“It is a beautiful location, but it’s not just the beauty,” he said. “What’s important there is that we’ve really put some cutting-edge technology in that space because we know that’s how students learn.”

Library Director Tracy Conner said students are welcome to use the collaborative study spaces and other resources in the library as long as they maintain social distance and wear face masks.

Since many KCC programs are now online or in hybrid format because of the pandemic, student traffic in the library has been fairly light, she said.

“I think students already are loving it more and will continue to do so,” Conner said. “It’s such an improvement over what we had. It’s just a happier place to be. It’s brighter; the colors are better and more invigorating, and it’s just a huge improvement in look and atmosphere. Not to mention, we’ve got new spaces.”

Senator urges businesses to apply for part of $220 million in grants

To help small businesses affected by COVID-19 resurgence mitigations, State Sen. Patrick Joyce, D-Essex, is urging business owners to apply for assistance through the second round of Business Interruption Grant funding.

“With this new round of grants, small businesses will find economic support as they continue to navigate the pandemic,” Joyce said. “Because small businesses are bearing the brunt of this crisis, it’s really important that they take advantage of this funding.”

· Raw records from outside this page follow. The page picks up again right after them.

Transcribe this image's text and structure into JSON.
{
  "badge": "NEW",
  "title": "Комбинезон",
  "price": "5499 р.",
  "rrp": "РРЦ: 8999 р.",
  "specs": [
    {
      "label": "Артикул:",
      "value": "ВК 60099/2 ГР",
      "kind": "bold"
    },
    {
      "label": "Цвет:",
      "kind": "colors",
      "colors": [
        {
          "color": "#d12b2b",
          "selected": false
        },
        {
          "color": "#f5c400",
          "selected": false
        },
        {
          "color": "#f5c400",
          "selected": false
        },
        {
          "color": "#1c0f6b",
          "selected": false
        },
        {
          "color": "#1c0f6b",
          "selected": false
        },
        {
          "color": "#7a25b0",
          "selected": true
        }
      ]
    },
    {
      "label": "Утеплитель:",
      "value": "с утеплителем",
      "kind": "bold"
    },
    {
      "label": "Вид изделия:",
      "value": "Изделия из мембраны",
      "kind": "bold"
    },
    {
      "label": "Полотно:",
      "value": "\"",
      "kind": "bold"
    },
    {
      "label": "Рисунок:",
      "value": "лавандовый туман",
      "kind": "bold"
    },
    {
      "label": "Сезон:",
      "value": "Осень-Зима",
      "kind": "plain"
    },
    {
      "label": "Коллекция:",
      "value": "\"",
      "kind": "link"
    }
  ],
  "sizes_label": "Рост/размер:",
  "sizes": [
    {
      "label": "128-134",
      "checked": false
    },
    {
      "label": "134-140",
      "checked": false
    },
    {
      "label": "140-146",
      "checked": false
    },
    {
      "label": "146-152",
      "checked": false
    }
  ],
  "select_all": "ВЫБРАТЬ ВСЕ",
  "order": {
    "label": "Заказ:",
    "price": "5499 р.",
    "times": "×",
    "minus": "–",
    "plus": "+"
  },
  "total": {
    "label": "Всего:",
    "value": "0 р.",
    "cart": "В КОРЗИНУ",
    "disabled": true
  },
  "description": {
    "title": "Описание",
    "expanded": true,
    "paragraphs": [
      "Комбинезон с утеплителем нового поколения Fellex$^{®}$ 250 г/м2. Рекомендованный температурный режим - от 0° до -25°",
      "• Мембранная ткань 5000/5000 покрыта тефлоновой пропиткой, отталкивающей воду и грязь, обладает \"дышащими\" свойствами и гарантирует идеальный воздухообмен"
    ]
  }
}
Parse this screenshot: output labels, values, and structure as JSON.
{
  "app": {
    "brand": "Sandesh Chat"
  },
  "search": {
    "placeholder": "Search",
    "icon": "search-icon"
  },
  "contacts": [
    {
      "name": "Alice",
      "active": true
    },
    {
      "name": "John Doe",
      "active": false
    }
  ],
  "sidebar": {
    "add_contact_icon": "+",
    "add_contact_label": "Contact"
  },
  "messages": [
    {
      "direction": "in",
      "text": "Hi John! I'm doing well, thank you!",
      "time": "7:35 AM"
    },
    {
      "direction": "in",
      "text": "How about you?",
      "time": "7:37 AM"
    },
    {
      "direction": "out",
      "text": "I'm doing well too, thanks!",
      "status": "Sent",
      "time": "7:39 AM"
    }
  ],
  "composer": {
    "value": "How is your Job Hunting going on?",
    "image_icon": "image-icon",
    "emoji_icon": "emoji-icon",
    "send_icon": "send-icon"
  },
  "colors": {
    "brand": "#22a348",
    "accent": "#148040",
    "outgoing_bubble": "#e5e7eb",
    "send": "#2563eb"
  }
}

The program has allocated $220 million in the second round for movie theatres, performing arts venues, concert venues and more to help them stay afloat as restrictions remain in place throughout the pandemic.

Funds may be used to help businesses cover the costs of payroll, rent, utilities and other working capital during the time they have experienced interruptions, according to a press release.

To ensure funds are distributed across the state and across business types, $60 million has been specifically allocated for heavily distressed industries, including indoor recreation facilities and amusement parks. Another $70 million has been set aside for businesses located in disproportionately impacted areas, or low-income areas that have experienced high rates of COVID-19. Many Joliet-area businesses may qualify for part of the $70 million.

Additionally, businesses in Region 7 — which include Kankakee and Will counties — that submit an application will be given priority to ensure they receive the support they need to cope with recent mitigation efforts.

“These grants are critical in keeping small businesses afloat,” Joyce said. “I am inviting any business that has been negatively impacted by COVID-19 to apply for assistance.”

During its first round of funding earlier this year, the program granted more than $49 million to small businesses across the state. Businesses in Will and Kankakee Counties were awarded a combined $420,000 during the first round.

Applications opened Sept. 17. Visit bit.ly/IL-BIGgrants for an application and a full list of criteria.